Exercise requirements - The data beneath this task is to be duplicated exactly, in its entirety.

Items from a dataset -
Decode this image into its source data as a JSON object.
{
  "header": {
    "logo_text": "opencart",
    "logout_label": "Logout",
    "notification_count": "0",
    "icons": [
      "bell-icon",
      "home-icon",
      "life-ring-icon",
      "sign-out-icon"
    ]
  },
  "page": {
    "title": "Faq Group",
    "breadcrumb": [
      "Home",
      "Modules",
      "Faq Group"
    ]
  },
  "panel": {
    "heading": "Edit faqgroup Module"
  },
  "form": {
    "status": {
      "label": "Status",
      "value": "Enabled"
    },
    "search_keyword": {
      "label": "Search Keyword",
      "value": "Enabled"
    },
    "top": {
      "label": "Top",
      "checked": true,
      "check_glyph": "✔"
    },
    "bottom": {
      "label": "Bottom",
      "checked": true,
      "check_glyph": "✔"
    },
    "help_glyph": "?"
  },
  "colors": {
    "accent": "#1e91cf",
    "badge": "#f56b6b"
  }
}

Output of the exercise -
Decode this image into its source data as a JSON object.
{
  "header": {
    "logo_text": "opencart",
    "logout_label": "Logout",
    "notification_count": "0",
    "icons": [
      "bell-icon",
      "home-icon",
      "life-ring-icon",
      "sign-out-icon"
    ]
  },
  "page": {
    "title": "Faq Group",
    "breadcrumb": [
      "Home",
      "Modules",
      "Faq Group"
    ]
  },
  "panel": {
    "heading": "Edit faqgroup Module"
  },
  "form": {
    "status": {
      "label": "Status",
      "value": "Enabled"
    },
    "search_keyword": {
      "label": "Search Keyword",
      "value": "Enabled"
    },
    "top": {
      "label": "Top",
      "checked": true,
      "check_glyph": "✔"
    },
    "bottom": {
      "label": "Bottom",
      "checked": true,
      "check_glyph": "✔"
    },
    "help_glyph": "?"
  },
  "colors": {
    "accent": "#1e91cf",
    "badge": "#f56b6b"
  }
}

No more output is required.